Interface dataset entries
──────

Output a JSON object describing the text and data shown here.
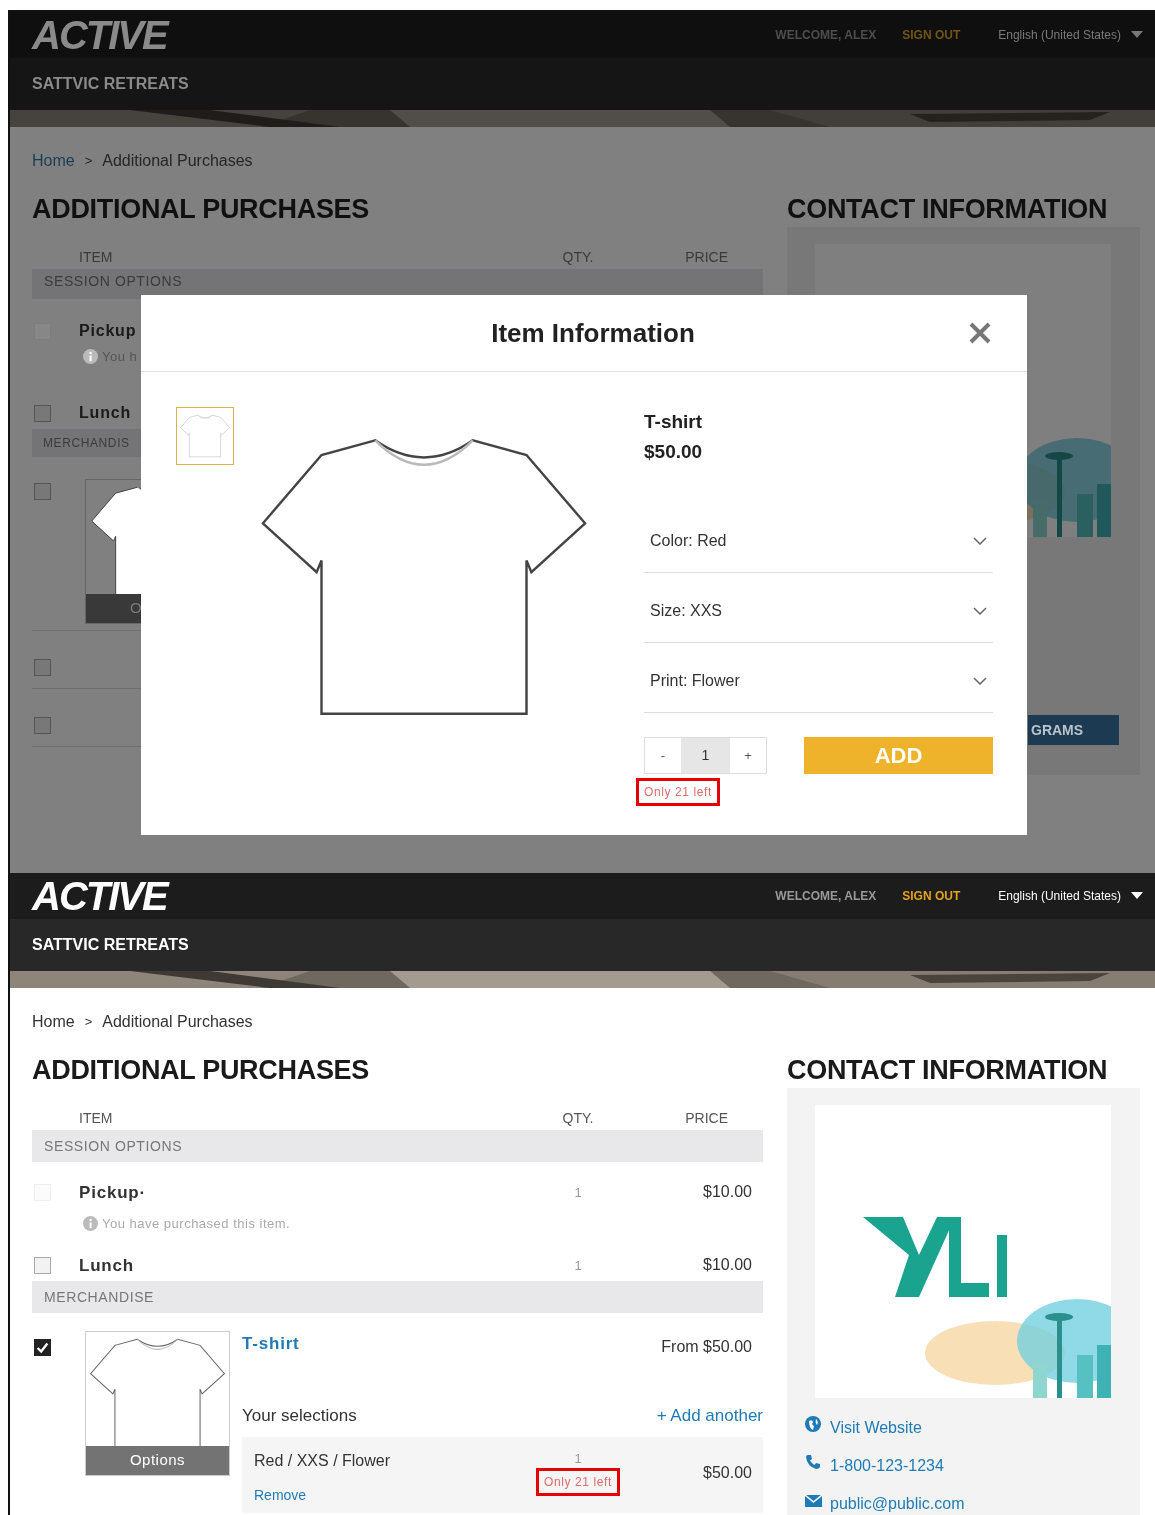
{
  "modal_screen": {
    "header": {
      "logo": "ACTIVE",
      "welcome": "WELCOME, ALEX",
      "sign_out": "SIGN OUT",
      "language": "English (United States)",
      "org_name": "SATTVIC RETREATS"
    },
    "breadcrumb": {
      "items": [
        "Home",
        "Additional Purchases"
      ],
      "separator": ">"
    },
    "heading": "ADDITIONAL PURCHASES",
    "contact_heading": "CONTACT INFORMATION",
    "columns": [
      "ITEM",
      "QTY.",
      "PRICE"
    ],
    "section": "SESSION OPTIONS",
    "rows": [
      {
        "kind": "item",
        "label": "Pickup",
        "note": "You h",
        "checked": false,
        "disabled": true
      },
      {
        "kind": "item",
        "label": "Lunch",
        "checked": false,
        "disabled": false
      },
      {
        "kind": "section",
        "label": "MERCHANDIS"
      },
      {
        "kind": "merch",
        "thumb_label": "O",
        "checked": false,
        "disabled": false
      },
      {
        "kind": "blank",
        "checked": false,
        "disabled": false
      },
      {
        "kind": "blank",
        "checked": false,
        "disabled": false
      }
    ],
    "side_button": "GRAMS",
    "modal": {
      "title": "Item Information",
      "product": "T-shirt",
      "price": "$50.00",
      "thumbnails": [
        {
          "selected": true
        }
      ],
      "options": [
        {
          "label": "Color: Red"
        },
        {
          "label": "Size: XXS"
        },
        {
          "label": "Print: Flower"
        }
      ],
      "quantity": {
        "minus": "-",
        "value": "1",
        "plus": "+"
      },
      "add": "ADD",
      "stock_note": {
        "label": "Only 21 left",
        "highlighted": true
      }
    }
  },
  "page_screen": {
    "header": {
      "logo": "ACTIVE",
      "welcome": "WELCOME, ALEX",
      "sign_out": "SIGN OUT",
      "language": "English (United States)",
      "org_name": "SATTVIC RETREATS"
    },
    "breadcrumb": {
      "items": [
        "Home",
        "Additional Purchases"
      ],
      "separator": ">"
    },
    "heading": "ADDITIONAL PURCHASES",
    "contact_heading": "CONTACT INFORMATION",
    "columns": [
      "ITEM",
      "QTY.",
      "PRICE"
    ],
    "sections": [
      {
        "label": "SESSION OPTIONS",
        "items": [
          {
            "kind": "simple",
            "name": "Pickup·",
            "note": "You have purchased this item.",
            "qty": "1",
            "price": "$10.00",
            "checked": false,
            "disabled": true
          },
          {
            "kind": "simple",
            "name": "Lunch",
            "qty": "1",
            "price": "$10.00",
            "checked": false,
            "disabled": false
          }
        ]
      },
      {
        "label": "MERCHANDISE",
        "items": [
          {
            "kind": "merch",
            "name": "T-shirt",
            "price": "From $50.00",
            "checked": true,
            "disabled": false,
            "thumb_label": "Options",
            "selections_label": "Your selections",
            "add_another": "+ Add another",
            "selections": [
              {
                "label": "Red / XXS / Flower",
                "remove": "Remove",
                "qty": "1",
                "stock_note": {
                  "label": "Only 21 left",
                  "highlighted": true
                },
                "price": "$50.00"
              }
            ]
          }
        ]
      }
    ],
    "contact": {
      "links": [
        {
          "kind": "web",
          "label": "Visit Website"
        },
        {
          "kind": "phone",
          "label": "1-800-123-1234"
        },
        {
          "kind": "mail",
          "label": "public@public.com"
        }
      ]
    }
  }
}
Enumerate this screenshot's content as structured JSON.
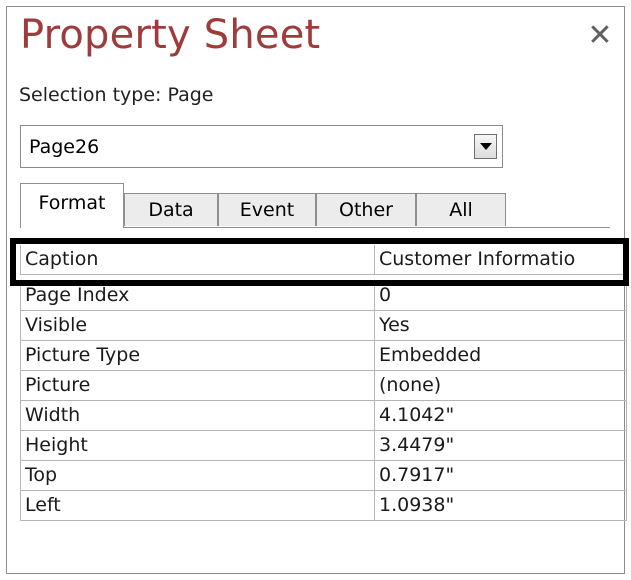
{
  "window": {
    "title": "Property Sheet",
    "close_glyph": "✕",
    "icon_close": "close-icon"
  },
  "selection": {
    "label": "Selection type:",
    "type": "Page"
  },
  "selector": {
    "value": "Page26",
    "icon_dropdown": "chevron-down-icon"
  },
  "tabs": [
    {
      "label": "Format",
      "active": true
    },
    {
      "label": "Data",
      "active": false
    },
    {
      "label": "Event",
      "active": false
    },
    {
      "label": "Other",
      "active": false
    },
    {
      "label": "All",
      "active": false
    }
  ],
  "properties": [
    {
      "name": "Caption",
      "value": "Customer Informatio",
      "highlighted": true
    },
    {
      "name": "Page Index",
      "value": "0"
    },
    {
      "name": "Visible",
      "value": "Yes"
    },
    {
      "name": "Picture Type",
      "value": "Embedded"
    },
    {
      "name": "Picture",
      "value": "(none)"
    },
    {
      "name": "Width",
      "value": "4.1042\""
    },
    {
      "name": "Height",
      "value": "3.4479\""
    },
    {
      "name": "Top",
      "value": "0.7917\""
    },
    {
      "name": "Left",
      "value": "1.0938\""
    }
  ],
  "colors": {
    "title": "#9e3b3b",
    "highlight_border": "#000000",
    "grid_line": "#b5b5b5"
  }
}
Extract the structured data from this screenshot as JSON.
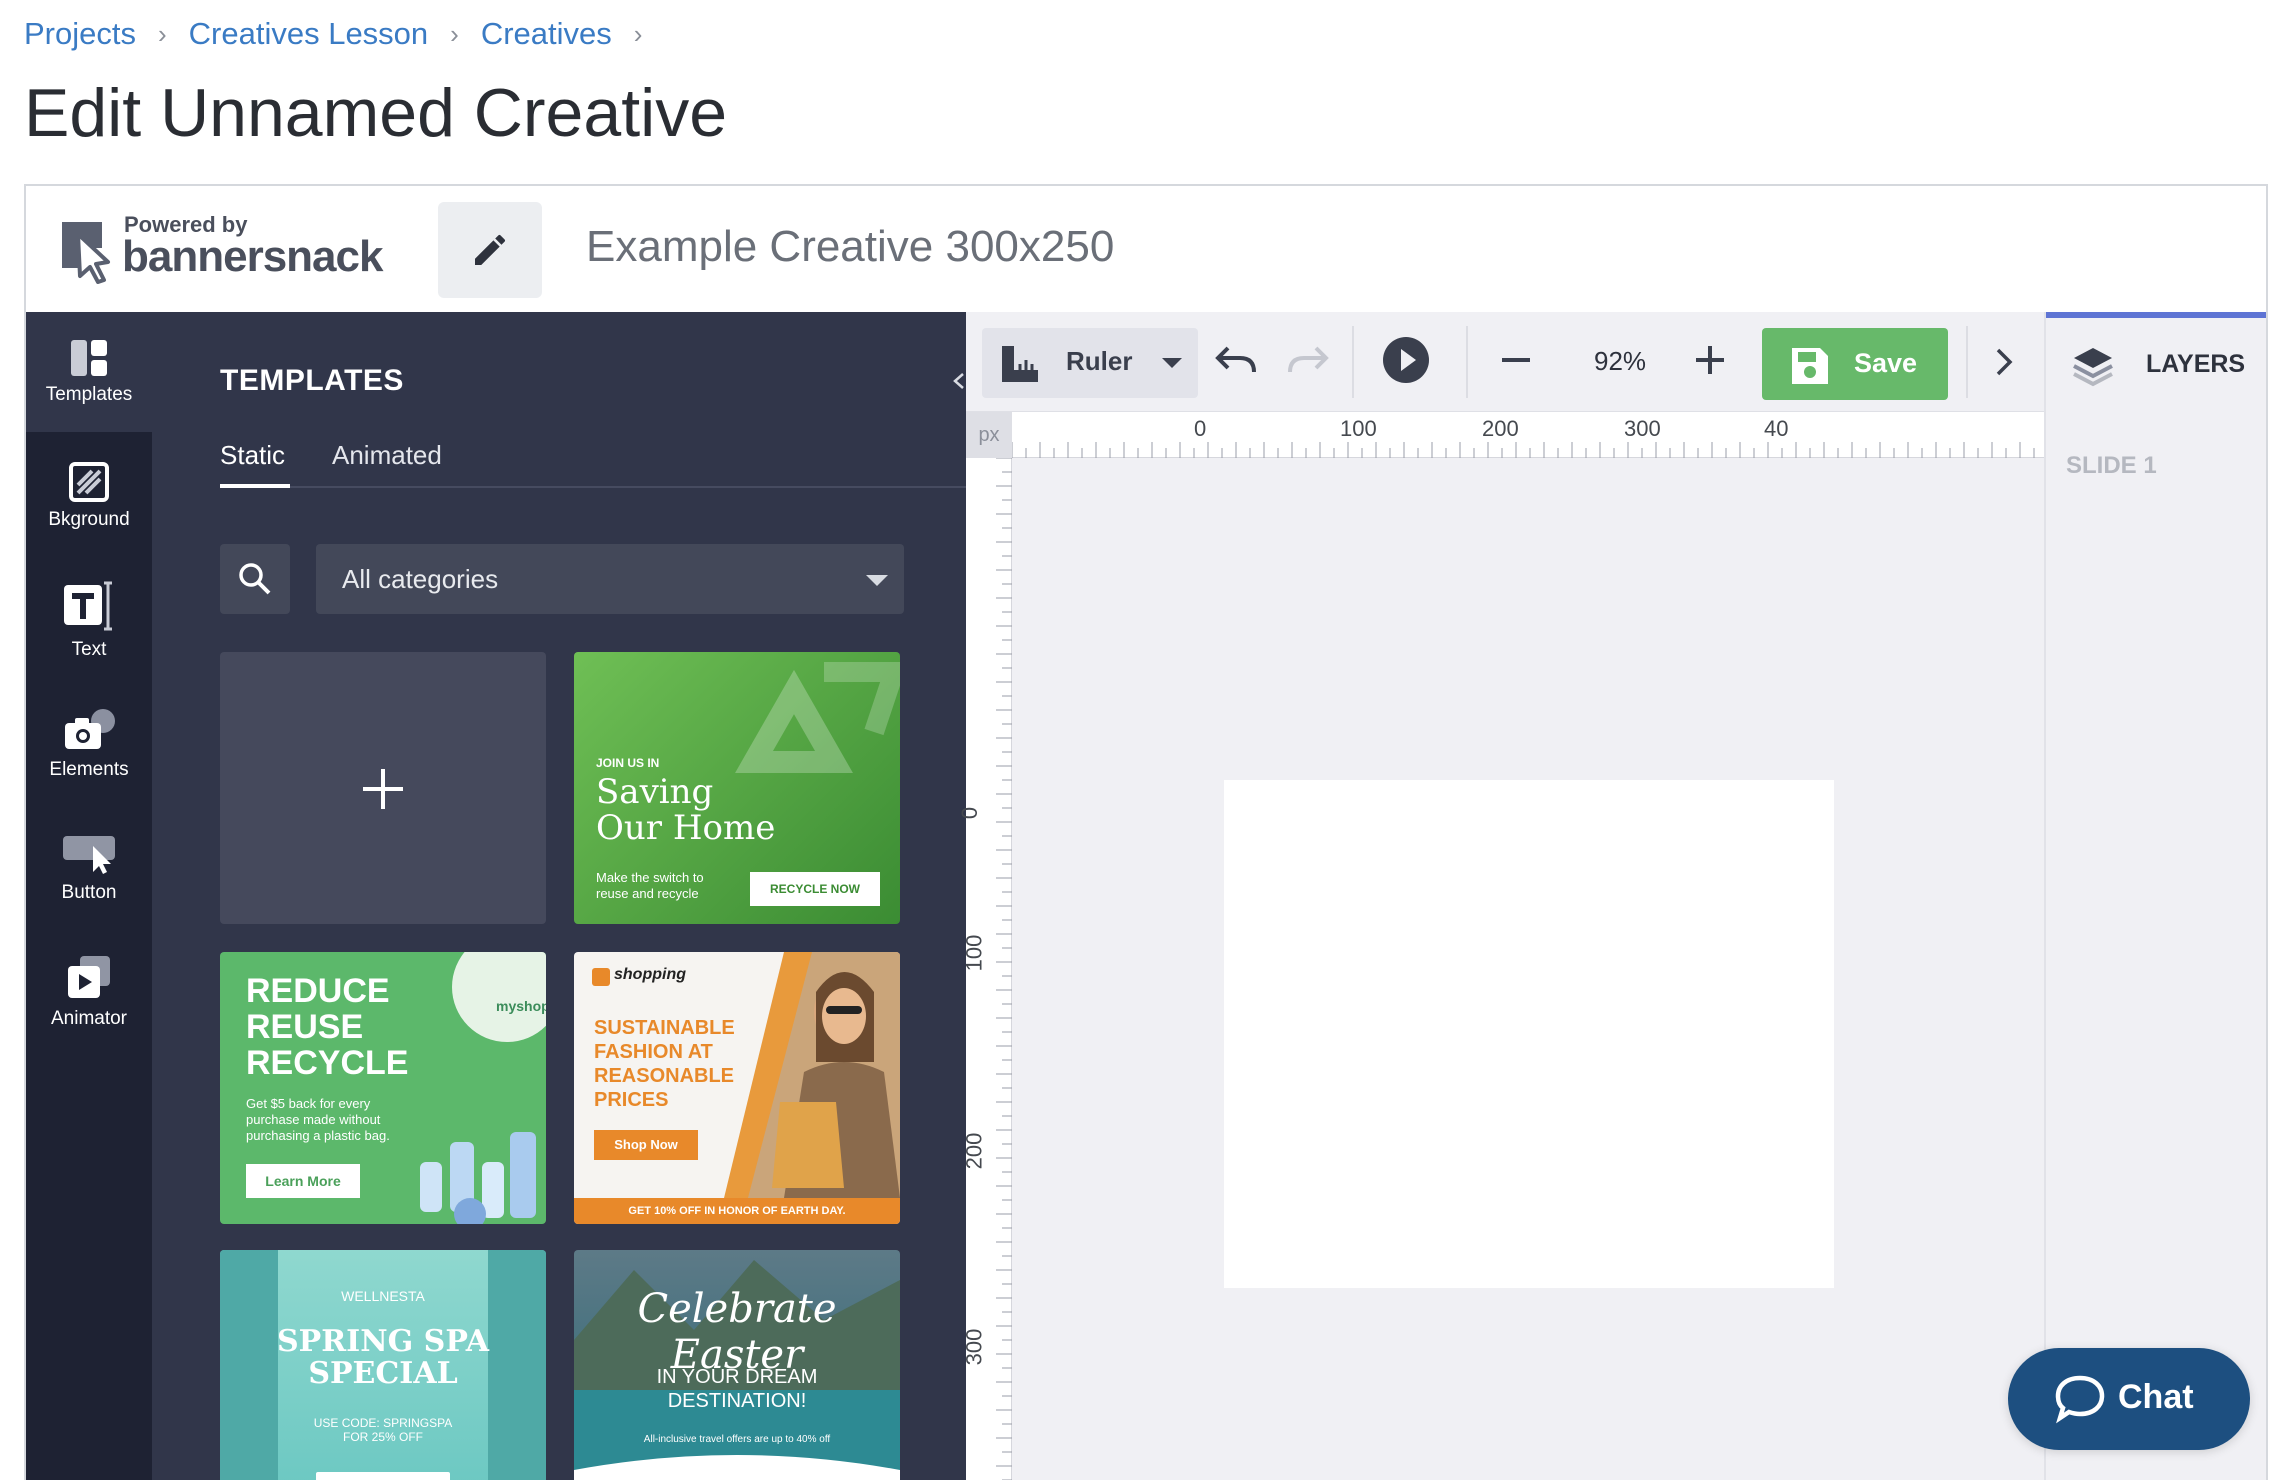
{
  "breadcrumb": [
    "Projects",
    "Creatives Lesson",
    "Creatives"
  ],
  "breadcrumb_separator": "›",
  "page_title": "Edit Unnamed Creative",
  "editor": {
    "logo": {
      "line1": "Powered by",
      "line2": "bannersnack"
    },
    "creative_name": "Example Creative 300x250"
  },
  "rail": [
    {
      "label": "Templates",
      "icon": "templates-icon"
    },
    {
      "label": "Bkground",
      "icon": "background-icon"
    },
    {
      "label": "Text",
      "icon": "text-icon"
    },
    {
      "label": "Elements",
      "icon": "camera-icon"
    },
    {
      "label": "Button",
      "icon": "button-icon"
    },
    {
      "label": "Animator",
      "icon": "animator-icon"
    }
  ],
  "templates_panel": {
    "title": "TEMPLATES",
    "tabs": [
      "Static",
      "Animated"
    ],
    "active_tab": "Static",
    "category_select": "All categories"
  },
  "template_tiles": {
    "t1": {
      "kicker": "JOIN US IN",
      "title_l1": "Saving",
      "title_l2": "Our Home",
      "sub_l1": "Make the switch to",
      "sub_l2": "reuse and recycle",
      "cta": "RECYCLE NOW"
    },
    "t2": {
      "l1": "REDUCE",
      "l2": "REUSE",
      "l3": "RECYCLE",
      "body_l1": "Get $5 back for every",
      "body_l2": "purchase made without",
      "body_l3": "purchasing a plastic bag.",
      "cta": "Learn More",
      "brand": "myshop"
    },
    "t3": {
      "brand": "shopping",
      "l1": "SUSTAINABLE",
      "l2": "FASHION AT",
      "l3": "REASONABLE",
      "l4": "PRICES",
      "cta": "Shop Now",
      "footer": "GET 10% OFF IN HONOR OF EARTH DAY."
    },
    "t4": {
      "brand": "WELLNESTA",
      "l1": "SPRING SPA",
      "l2": "SPECIAL",
      "code_l1": "USE CODE: SPRINGSPA",
      "code_l2": "FOR 25% OFF"
    },
    "t5": {
      "script": "Celebrate Easter",
      "l1": "IN YOUR DREAM",
      "l2": "DESTINATION!",
      "small": "All-inclusive travel offers are up to 40% off"
    }
  },
  "toolbar": {
    "ruler_label": "Ruler",
    "zoom": "92%",
    "save_label": "Save"
  },
  "ruler": {
    "unit": "px",
    "h_ticks": [
      "0",
      "100",
      "200",
      "300",
      "40"
    ],
    "v_ticks": [
      "0",
      "100",
      "200",
      "300"
    ]
  },
  "layers": {
    "title": "LAYERS",
    "slide": "SLIDE 1"
  },
  "chat": {
    "label": "Chat"
  },
  "colors": {
    "accent": "#3a7bc4",
    "rail": "#1e2233",
    "panel": "#31364a",
    "save": "#67b96a",
    "chat": "#1d4f80",
    "layers_accent": "#5e74d4"
  }
}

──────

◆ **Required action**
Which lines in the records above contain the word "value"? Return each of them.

◆ **Written solution**
        "value": "1",
    "value": "Page26",
      "value": "Customer Informatio",
      "value": "0"
      "value": "Yes"
      "value": "Embedded"
      "value": "(none)"
      "value": "4.1042\""
      "value": "3.4479\""
      "value": "0.7917\""
      "value": "1.0938\""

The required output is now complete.